Voice to Parliament

29 Aug 2023

Next month, all Australians will be asked to vote on one of the most significant constitutional questions since federation – whether to enshrine a Voice to Parliament in our founding document.

I do not support this change to our constitution for the reasons outlined in this article.

Recognising Indigenous Australians in the preamble of the Australian Constitution has been supported by the Coalition since 2007. However, the Albanese Government’s proposal is much more than recognition – it is about codifying special status in our Constitution on the basis of race and treating one group of Australians differently to others in our nation’s governing document.

We have spent decades breaking down inequality and building a nation and society with fundamental principles of equal rights and treatment for all. To introduce into our constitution principles that treat Australians differently based on their race, gender, sexuality, religion, or any other attribute is objectionable to me. The strength of our democracy is that every Australian has an equal status in the decision-making processes of our nation and our government.

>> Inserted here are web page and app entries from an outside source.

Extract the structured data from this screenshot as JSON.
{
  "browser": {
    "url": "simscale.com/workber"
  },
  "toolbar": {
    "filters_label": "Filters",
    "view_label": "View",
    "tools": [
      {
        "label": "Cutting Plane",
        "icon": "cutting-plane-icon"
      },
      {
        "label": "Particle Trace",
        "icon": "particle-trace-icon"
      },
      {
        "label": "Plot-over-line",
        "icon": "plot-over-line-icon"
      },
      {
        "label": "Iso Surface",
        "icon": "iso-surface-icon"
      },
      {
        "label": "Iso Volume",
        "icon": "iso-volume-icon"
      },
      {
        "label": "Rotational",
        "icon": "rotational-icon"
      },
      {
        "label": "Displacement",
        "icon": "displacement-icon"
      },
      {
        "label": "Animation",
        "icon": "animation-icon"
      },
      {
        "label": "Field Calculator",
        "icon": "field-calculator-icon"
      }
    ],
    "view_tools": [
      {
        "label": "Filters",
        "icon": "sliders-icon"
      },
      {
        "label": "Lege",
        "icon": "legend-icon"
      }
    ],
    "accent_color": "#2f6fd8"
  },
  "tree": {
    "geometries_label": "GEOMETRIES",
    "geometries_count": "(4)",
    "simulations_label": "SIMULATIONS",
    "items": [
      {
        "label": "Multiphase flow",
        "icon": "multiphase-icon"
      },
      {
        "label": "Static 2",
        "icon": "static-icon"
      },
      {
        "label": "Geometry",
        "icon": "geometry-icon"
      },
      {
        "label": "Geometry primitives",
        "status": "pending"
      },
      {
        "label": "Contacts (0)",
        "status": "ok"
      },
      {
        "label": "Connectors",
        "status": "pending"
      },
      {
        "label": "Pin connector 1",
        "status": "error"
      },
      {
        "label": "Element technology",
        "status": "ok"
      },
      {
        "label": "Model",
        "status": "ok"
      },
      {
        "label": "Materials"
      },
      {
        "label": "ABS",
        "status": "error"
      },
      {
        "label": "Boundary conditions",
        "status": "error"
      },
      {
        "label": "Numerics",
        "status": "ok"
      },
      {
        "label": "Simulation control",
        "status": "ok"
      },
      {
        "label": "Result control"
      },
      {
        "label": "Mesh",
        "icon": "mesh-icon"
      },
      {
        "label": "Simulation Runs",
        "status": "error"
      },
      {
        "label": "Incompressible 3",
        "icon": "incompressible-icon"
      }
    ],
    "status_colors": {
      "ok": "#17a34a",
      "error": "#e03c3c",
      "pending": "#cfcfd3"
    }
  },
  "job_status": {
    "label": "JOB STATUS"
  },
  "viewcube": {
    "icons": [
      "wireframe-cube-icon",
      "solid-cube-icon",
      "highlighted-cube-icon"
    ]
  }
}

It is a national shame that upon becoming a federated nation in 1901, Indigenous Australians were not given the right to vote. Treating them differently in our Constitution was wrong then, and my values hold that it would be wrong to do so again now.

Like most Australians, I am desperately concerned about the inequity and disadvantage facing Indigenous Australians. Governments at all levels and of all persuasions have worked for decades to address these issues, to varying degrees of success. It is my firm view that the government must focus on meaningful, direct, and practical solutions to these challenges.

Creating a costly, new bureaucracy in Canberra with funding that could instead be used to deliver services and support directly to indigenous communities does not convince me that our primary goal – improving the lives of Indigenous Australians – will be advanced or achieved.

Listening is the most important attribute of a community representative. Our government must constantly seek to improve their understanding of the challenges facing Indigenous Australians and I believe the Coalition’s plan for local and regional bodies, created through legislation, would provide government with these important perspectives.

Despite these concerns, this is a proposal that all Australians will decide on at the upcoming referendum. My vote has no greater weight than any other Australian’s in this decision, which is the true strength of our democracy.